March 26, 2010

Updated March 29, 2010

Northbound Afternoon Commute Lane Configuration Challenge at Golden Gate Bridge Current Afternoon Configuration is 3 Lanes South and 3 Lanes North


Golden Gate Bridge lane configurations are based on real-time traffic demand and to accommodate extenuating circumstances such as accidents or special events, with the underlying goal of providing reasonable mobility for everyone without causing excessive hardship to anyone.

Effective Monday, March 29, 2010, in response again to changing traffic patterns, the Golden Gate Bridge roadway will return to being configured with 3 lanes south into San Francisco and 3 lanes north out of San Francisco during the afternoon weekday commute period. If you would like to comment on this topic, please email



The Golden Gate Bridge is 1.7 miles long and has six roadway lanes that can be configured to provide 3 or 4 travel lanes in either direction at different times of day with the goal of balancing mobility for both north and south motorists. The underlying goal is to benefit the largest number of motorists without creating excessive delays for any. For example, during the morning commute, the roadway is configured to provide 4 roadway lanes into San Francisco and 2 roadway lanes north out of San Francisco.

Golden Gate Bridge lane configurations are established based on time-of-day traffic demand trends that are constantly being monitored and evaluated. Lane configurations can also be changed to accommodate extenuating circumstances such as accidents or large special events such as baseball games at AT&T Park. This is a delicate balancing act that becomes very difficult when demand is heavy in both directions at once, or when stalls, accidents or other incidents on the roadway interfere with the normal flow of traffic in either direction.

Lane configurations can also be changed to accommodate unusually heavy demand in one direction or the other.
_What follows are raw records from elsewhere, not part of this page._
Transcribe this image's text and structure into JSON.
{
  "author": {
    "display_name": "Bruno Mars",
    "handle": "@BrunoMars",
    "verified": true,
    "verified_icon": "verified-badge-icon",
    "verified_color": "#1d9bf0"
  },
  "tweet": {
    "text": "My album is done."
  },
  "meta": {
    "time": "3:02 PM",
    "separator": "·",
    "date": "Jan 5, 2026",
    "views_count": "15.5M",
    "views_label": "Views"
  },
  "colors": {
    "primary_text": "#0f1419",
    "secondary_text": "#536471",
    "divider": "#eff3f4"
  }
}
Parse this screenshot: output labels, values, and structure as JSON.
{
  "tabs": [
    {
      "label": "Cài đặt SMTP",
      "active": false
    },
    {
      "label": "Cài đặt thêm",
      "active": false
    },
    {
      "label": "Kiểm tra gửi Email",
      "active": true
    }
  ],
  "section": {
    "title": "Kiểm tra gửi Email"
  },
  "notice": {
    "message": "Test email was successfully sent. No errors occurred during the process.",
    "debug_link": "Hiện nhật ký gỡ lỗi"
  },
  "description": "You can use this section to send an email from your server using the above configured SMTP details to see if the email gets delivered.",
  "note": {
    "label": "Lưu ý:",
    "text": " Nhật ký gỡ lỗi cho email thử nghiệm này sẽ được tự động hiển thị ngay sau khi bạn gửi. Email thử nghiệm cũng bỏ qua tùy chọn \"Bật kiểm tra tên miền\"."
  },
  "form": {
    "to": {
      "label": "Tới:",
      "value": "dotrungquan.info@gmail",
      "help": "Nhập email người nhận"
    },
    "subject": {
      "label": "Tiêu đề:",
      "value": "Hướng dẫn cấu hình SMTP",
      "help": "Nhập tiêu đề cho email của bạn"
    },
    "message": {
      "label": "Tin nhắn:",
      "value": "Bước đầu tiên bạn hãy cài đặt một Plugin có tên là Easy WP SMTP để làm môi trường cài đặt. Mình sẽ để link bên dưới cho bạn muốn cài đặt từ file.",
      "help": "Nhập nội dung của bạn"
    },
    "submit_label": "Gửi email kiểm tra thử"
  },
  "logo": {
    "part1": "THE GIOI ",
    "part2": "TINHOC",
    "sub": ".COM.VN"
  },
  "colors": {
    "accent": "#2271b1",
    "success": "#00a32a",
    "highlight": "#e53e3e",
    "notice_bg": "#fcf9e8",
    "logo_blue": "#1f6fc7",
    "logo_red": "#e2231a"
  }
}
However, the time required to reconfigure the lanes on the Bridge and Doyle Drive takes approximately 30 minutes and can take much longer if the lane changing trucks are in heavy traffic enroute to the location to make the lane change. These unusual circumstances are also often transient in nature and delays often resolve themselves in the time it takes to make lane adjustments. For these reasons and because, in general, motorists favor predictability in lane configurations, “impromptu” lane configurations changes are avoided whenever possible.

During the morning commute, from approximately 6 am to 9 am, traffic patterns across the Bridge are very predictable and are such that a standard 4 lanes south into San Francisco and 2 lanes north out of San Francisco is successful for mobility in both directions.

Afternoon traffic is less predictable, but can almost always be accommodated with three lanes in each direction. However, there is often congestion on Doyle Drive leading up to the Bridge due to a number of factors that include:

  • A recent and dramatic increase in the number of vehicles merging onto Doyle Drive from 19th Ave and Merchant Road near the toll plaza due to Doyle Drive construction.
  • Less than ideal lane geometry in these merge areas.
  • A general increase in traffic on Doyle Drive and the Merchant Road merge due to increased development in the Presidio over the last few years.

Typical recent southbound traffic demand has routinely exceeded 4,000 vehicles per hour during the evening commute. This is more traffic than can be accommodated in only 2 lanes. If there were to add a fourth lane northbound, forcing southbound traffic into two lanes would very quickly cause a backup onto the Waldo Grade, which is the condition that was observed on most weekday evenings during December, January February and March. At the same time, northbound demand has been running at about 5,100 vehicles per hour, which can be reasonably accommodated in three lanes without causing undue delay. These trends, and the mounting frustration of southbound motorists facing nightly delays of 30 minutes or more, prompted GGB officials to make the decision to configure the roadway in 3 north/3 south configuration for the evening commute effective March 26, 2010.

Another factor that can impacted the traffic is that when the roadway is at or near capacity, any minor stall or accident can cause dramatic backups that can take hours to clear.

Summary of Afternoon Lane Configuration Patterns

The greatest challenge comes during the afternoon commute period of 4 pm to 7 pm.



Afternoon Lane


Prior to 2002
4 North/2 South
Board policy is to favor northbound commute direction
2002 to November 1, 2009
3 North/3 South
Due to increased southbound traffic and decreased northbound traffic during the evening hours, the change was instituted.
November 2, 2009 to March 26, 2010
4 North/2 South
Due to increasing northbound demand and relatively stable southbound demand that could be accommodated in 2 lanes, the change was instituted.
March 29, 2010 to present
3 North/3 South
Due to rapidly increasing southbound demand starting in about December 2009 that caused long delays for southbound motorists combined with relatively stable northbound demand, the change was instituted.